CAMERA. If you darken a room on a bright day and admit no light except through a very small hole in the window shutter, an inverted picture of the objects in front of the hole will be formed on the back wall of the room, or on a white screen placed nearer the window. This is the simplest form of the camera obscura, which means in Italian " dark cham ber"; it was used several centuries ago for observing eclipses. A smaller camera obscura may be made by constructing a small box, with a pin-hole in one side.
If a lens be put in the aperture, a much clearer and sharper image will be formed. If this image is allowed to fall on a plate or film covered with chem icals sensitive to the action of light, and the plate or film is properly developed and " fixed" by other chemicals, a permanent picture is obtained, and the camera obscura becomes a photographic camera (see Photography). The image is more or less dis tinct according to its distance from the lens, and so it is necessary in cameras for fine work to move the lens nearer to or farther from the back wall of the camera. This is done by making the sides of folding leather, and such cameras are called bellows cameras.

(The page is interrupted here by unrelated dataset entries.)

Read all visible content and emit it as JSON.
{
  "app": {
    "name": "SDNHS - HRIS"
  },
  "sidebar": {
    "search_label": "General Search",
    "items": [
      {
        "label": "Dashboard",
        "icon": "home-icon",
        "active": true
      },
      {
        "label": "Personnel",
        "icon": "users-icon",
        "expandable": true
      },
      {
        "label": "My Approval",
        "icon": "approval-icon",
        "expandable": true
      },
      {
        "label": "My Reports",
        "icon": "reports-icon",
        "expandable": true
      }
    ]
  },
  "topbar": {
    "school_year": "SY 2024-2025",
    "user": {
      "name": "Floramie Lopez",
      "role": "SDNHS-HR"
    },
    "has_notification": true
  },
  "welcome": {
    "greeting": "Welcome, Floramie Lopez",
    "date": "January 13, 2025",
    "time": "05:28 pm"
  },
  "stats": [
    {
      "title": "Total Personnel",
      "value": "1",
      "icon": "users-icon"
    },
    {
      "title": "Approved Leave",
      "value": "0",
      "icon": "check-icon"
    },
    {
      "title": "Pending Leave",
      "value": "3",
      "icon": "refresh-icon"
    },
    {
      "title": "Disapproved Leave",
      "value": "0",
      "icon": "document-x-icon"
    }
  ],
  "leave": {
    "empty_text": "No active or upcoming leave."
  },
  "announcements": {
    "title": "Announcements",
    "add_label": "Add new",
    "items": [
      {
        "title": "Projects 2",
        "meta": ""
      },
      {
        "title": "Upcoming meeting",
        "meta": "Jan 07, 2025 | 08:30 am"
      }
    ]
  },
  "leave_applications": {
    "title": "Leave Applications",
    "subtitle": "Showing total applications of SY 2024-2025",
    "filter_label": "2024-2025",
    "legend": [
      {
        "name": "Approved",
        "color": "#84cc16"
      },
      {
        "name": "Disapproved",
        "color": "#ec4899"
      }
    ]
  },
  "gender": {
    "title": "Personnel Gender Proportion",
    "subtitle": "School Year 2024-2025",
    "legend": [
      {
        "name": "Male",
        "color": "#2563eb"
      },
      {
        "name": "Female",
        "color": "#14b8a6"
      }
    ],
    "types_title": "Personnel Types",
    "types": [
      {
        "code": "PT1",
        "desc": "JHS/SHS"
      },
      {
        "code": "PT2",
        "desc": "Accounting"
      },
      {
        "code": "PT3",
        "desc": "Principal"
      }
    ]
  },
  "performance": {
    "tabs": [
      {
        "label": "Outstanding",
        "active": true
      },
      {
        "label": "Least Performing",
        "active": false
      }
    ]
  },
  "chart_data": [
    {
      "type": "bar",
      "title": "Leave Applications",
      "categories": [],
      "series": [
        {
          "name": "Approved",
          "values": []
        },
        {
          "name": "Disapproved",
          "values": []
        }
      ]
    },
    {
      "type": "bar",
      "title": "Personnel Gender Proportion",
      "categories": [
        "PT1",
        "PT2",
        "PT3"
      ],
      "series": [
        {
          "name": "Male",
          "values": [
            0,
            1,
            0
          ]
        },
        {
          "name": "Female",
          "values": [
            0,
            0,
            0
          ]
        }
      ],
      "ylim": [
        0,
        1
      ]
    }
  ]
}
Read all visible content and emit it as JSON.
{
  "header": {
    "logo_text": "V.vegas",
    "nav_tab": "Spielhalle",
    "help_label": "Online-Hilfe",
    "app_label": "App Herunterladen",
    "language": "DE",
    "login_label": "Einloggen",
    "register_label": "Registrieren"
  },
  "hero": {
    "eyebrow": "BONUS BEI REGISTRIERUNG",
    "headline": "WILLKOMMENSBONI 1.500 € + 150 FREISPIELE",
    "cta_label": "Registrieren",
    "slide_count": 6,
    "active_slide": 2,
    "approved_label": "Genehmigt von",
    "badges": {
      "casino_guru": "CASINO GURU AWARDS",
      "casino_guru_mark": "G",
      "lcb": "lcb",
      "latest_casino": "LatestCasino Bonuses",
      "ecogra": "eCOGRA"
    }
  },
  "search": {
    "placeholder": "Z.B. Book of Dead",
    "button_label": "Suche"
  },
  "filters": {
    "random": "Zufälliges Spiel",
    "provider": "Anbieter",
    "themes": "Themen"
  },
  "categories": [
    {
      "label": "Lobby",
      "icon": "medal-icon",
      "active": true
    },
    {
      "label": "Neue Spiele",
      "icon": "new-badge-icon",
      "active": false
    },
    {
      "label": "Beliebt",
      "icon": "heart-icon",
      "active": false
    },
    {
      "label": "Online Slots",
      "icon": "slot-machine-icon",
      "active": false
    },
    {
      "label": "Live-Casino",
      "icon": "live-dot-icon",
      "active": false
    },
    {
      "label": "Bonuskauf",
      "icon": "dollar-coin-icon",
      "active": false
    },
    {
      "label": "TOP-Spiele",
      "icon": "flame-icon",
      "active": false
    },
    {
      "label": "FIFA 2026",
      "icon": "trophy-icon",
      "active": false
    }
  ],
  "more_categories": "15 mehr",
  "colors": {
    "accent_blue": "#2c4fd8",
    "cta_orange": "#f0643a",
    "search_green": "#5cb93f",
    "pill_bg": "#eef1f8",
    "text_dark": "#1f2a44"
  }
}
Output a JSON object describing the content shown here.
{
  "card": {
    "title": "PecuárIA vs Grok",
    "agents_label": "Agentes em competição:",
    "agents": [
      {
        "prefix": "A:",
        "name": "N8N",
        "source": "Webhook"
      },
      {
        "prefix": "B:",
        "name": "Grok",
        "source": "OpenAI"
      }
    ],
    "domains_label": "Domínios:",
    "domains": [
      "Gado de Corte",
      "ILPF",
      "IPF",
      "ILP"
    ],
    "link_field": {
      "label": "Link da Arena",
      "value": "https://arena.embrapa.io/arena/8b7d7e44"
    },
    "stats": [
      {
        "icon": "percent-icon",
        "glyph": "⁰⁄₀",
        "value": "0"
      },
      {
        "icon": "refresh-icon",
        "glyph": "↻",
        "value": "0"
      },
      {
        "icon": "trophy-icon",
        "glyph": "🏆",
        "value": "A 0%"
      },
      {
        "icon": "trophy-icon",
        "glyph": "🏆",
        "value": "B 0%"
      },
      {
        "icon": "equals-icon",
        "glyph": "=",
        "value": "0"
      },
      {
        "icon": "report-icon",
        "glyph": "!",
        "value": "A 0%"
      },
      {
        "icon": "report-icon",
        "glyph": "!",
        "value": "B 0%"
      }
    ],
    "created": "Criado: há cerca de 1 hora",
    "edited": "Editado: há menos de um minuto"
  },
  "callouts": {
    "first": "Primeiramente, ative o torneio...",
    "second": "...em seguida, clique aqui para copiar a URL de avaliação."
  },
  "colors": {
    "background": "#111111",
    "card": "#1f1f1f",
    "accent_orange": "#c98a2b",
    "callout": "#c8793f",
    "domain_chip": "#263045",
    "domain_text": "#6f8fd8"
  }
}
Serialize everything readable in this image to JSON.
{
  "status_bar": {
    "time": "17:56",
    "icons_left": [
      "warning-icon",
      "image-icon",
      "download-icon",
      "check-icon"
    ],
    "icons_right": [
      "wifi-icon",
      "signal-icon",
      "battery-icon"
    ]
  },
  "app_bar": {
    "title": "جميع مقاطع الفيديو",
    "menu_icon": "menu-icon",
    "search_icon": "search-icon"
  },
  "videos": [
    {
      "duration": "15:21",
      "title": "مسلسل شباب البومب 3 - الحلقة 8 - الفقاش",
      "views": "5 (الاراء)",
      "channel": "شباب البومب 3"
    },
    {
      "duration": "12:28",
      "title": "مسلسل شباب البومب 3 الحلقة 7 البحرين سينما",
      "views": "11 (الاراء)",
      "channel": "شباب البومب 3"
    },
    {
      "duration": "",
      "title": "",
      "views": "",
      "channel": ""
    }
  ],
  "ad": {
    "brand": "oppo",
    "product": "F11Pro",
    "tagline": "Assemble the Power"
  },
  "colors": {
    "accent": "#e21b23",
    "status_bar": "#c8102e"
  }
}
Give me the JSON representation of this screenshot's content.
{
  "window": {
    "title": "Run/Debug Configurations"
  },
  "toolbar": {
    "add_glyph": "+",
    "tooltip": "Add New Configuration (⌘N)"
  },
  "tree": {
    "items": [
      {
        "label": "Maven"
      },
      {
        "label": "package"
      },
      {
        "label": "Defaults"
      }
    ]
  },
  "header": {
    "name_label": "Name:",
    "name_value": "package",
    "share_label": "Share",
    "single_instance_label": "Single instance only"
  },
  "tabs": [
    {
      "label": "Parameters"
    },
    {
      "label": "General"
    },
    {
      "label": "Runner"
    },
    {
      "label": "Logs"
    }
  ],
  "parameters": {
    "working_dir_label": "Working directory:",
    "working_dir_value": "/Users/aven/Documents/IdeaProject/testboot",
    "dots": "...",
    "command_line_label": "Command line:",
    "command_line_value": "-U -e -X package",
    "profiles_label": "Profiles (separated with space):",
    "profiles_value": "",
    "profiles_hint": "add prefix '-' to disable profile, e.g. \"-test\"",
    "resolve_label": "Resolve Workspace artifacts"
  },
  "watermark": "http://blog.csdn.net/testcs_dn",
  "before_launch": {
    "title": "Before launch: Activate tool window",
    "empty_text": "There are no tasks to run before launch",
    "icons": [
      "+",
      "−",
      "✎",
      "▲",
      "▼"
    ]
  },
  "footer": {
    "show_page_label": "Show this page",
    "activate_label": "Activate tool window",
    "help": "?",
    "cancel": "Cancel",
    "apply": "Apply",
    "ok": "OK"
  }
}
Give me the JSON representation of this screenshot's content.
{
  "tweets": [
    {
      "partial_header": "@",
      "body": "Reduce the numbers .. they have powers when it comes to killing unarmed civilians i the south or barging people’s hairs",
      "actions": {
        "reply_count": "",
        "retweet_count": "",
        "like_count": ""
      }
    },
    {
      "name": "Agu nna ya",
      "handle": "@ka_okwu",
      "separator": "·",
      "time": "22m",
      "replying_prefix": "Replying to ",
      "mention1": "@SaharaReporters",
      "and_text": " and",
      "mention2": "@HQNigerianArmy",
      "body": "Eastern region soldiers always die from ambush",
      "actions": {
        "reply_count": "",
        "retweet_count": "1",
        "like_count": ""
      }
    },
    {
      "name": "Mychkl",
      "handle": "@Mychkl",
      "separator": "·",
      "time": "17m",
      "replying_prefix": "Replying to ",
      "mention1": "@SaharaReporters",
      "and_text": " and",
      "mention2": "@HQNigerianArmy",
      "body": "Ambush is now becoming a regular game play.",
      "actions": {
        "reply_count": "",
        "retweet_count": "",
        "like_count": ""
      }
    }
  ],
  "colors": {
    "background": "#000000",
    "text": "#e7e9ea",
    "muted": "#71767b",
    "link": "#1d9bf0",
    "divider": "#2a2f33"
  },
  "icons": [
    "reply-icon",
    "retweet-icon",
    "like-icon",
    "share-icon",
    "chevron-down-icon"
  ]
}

If a mirror is put at an angle of 45 degrees inside a camera obscura, an image of the objects before the lens will be formed, right side up, on a piece of ground glass put above the mirror. The viewfinder, with which many photographic cameras are provided, is just a very thin camera obscura of this sort. The periscope, so important in submarine and trench warfare, is a camera obscura arranged to reflect downwards (see Lens; Periscope).
Scientific name of Arabian camel, Camelus arabicus; of the Bactrian camel, Camelus bactrianus.
The llamas, alpacas, and vicunas of South America belong to the same family as the camels, but are smaller in size and differ greatly from them in structure and habits.